A Hymn of Praise Written in Stone and Glass

In his Letter to Artists of May 1999, Pope John Paul II has reminded us that “society needs artists” because art is an integral part of the education of the person and thus serves the common good. A flourishing society includes public art that perfects man; a society without such art is lame, like a man with one eye. As we live in just such a lame society, we especially need art history, which can put before us examples of past societies in which art served the common good in fruitful ways. One such society was France under the reign of St. Louis IX (1226-1270).

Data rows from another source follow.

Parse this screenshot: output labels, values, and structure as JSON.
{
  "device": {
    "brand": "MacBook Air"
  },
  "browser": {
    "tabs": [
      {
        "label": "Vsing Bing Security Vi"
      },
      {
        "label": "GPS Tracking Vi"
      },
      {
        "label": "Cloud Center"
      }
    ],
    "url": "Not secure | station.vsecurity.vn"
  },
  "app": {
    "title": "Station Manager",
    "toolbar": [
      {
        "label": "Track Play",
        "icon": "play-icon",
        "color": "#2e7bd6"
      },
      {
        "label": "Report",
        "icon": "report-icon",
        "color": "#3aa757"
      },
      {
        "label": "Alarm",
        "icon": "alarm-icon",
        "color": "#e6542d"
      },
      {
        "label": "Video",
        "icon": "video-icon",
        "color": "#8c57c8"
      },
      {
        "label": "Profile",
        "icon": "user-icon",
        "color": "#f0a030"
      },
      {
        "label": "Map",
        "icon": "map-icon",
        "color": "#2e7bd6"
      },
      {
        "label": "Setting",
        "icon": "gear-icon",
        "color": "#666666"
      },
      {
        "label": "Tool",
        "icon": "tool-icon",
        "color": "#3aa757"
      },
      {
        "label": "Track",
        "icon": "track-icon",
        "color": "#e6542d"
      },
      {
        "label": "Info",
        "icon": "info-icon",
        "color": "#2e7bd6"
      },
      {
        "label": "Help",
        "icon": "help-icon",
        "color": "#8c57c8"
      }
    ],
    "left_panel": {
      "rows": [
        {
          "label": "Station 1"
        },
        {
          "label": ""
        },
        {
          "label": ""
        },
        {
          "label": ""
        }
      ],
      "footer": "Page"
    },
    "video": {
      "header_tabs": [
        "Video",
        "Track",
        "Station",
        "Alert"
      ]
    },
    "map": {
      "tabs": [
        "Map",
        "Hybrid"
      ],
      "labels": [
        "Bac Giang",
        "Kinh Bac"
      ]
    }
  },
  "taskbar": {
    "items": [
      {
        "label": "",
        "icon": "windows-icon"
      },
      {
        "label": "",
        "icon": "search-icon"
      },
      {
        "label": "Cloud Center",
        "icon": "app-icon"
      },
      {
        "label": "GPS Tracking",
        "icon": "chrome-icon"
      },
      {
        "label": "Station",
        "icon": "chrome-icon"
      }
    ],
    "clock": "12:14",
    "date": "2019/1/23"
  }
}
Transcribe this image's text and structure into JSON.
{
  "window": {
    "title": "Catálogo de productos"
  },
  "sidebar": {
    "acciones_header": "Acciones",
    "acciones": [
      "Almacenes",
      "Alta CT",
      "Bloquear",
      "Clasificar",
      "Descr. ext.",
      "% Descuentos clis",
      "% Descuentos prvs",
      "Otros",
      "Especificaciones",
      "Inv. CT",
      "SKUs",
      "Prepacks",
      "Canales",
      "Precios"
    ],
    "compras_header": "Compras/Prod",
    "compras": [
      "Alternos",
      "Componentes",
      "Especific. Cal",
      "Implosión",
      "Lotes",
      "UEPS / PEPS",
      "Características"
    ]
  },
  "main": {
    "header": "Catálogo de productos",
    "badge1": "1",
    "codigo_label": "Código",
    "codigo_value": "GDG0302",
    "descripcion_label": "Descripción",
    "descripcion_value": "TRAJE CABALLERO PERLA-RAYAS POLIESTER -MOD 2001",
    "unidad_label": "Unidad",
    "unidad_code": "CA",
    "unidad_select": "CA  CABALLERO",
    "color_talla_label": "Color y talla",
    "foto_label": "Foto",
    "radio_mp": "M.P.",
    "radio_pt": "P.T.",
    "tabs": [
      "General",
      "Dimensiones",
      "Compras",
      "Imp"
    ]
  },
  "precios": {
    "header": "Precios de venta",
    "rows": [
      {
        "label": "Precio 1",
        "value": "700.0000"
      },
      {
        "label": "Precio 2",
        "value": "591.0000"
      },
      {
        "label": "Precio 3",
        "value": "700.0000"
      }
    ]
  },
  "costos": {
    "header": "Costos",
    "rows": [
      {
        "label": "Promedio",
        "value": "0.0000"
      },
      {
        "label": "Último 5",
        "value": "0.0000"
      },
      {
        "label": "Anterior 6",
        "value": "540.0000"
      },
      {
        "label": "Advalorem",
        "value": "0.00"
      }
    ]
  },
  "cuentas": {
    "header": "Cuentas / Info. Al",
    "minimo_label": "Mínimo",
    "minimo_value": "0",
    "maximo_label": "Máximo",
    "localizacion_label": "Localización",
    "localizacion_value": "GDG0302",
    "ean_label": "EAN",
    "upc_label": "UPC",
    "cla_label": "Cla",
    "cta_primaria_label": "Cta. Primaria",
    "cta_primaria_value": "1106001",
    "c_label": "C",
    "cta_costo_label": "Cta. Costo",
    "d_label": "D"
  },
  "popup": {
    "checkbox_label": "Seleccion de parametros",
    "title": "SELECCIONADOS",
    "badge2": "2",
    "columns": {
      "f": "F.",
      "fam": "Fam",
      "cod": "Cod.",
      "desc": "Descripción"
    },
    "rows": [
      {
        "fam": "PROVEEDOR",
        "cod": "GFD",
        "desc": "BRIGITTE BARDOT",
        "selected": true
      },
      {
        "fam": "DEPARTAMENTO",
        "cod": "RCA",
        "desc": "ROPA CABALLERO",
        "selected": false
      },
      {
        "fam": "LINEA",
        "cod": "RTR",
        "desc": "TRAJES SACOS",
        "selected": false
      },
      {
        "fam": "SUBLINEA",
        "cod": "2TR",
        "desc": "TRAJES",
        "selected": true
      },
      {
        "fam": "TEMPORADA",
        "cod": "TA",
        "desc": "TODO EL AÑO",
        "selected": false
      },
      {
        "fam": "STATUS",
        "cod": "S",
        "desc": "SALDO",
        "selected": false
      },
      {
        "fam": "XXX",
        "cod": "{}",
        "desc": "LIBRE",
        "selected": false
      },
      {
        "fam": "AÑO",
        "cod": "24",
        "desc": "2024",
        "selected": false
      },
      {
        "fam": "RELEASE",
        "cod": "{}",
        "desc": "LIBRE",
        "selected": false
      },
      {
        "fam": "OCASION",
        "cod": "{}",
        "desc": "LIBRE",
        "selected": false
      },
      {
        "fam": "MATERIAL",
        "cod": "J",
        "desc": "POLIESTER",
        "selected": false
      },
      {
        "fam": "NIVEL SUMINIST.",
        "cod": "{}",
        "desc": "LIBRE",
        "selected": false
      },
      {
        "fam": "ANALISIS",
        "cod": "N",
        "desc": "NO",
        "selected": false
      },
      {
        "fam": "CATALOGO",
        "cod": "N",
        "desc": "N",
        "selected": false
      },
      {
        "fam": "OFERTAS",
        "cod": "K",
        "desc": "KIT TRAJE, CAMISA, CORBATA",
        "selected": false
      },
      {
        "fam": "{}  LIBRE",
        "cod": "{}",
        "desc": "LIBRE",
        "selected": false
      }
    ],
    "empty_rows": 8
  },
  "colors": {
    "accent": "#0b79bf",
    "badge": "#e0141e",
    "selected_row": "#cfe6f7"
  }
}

The age of St. Louis, of course, coincides with the height of the Gothic style. His reign saw the substantial completion of the Cathedrals of Reims and Amiens as well as the magnificent reconstruction of the Abbey of St. Denis. St. Louis’ name is more closely connected with the Sainte-Chapelle of Paris (1243-1248), which he commissioned to house the relics of the Passion of Our Lord, especially the Crown of Thorns. The Sainte-Chapelle has been much studied, and, indeed, the monograph of Jean-Michel Leniaud and Françoise Perrot (La Sainte Chapelle, Paris: Centre Nationale de Monuments Historiques, 1991) will not soon be displaced as the standard reference on the construction, restoration, and stained glass of the building. The contribution of Daniel Weiss has been to make the relations between art and politics the special subject of his monograph.

Art and Crusade in the Age of Saint Louis treats two significant objects of royal patronage: the Arsenal Old Testament, a lavish illuminated manuscript the king commissioned while on Crusade in the Holy Land, and the Sainte-Chapelle. The author’s contention is that both works are kinds of political and religious propaganda meant to justify the ideal of the Crusade. The point is much overstated at the expense of more important truths, but it is nevertheless true and worth considering. Politics, the art of serving the common good, was understood by St. Louis to include the intelligent patronage of art and architecture. St. Louis is a remarkable figure both for the goodness of his politics and for the evident quality of the art that resulted from his patronage. Many edifying themes are to be found in the iconography of the Sainte-Chapelle, which is at once beautiful and instructive. The careful reader of Daniel Weiss’ book will be able properly to situate these themes within the larger framework of Christian belief. Where the modern and (sadly) unsympathetic critic sees a “royal ideology” glorifying earthly kingship, the Catholic reader of the Sainte-Chapelle may perceive a hymn of praise—written in stone and glass—to Christ, the Eternal King.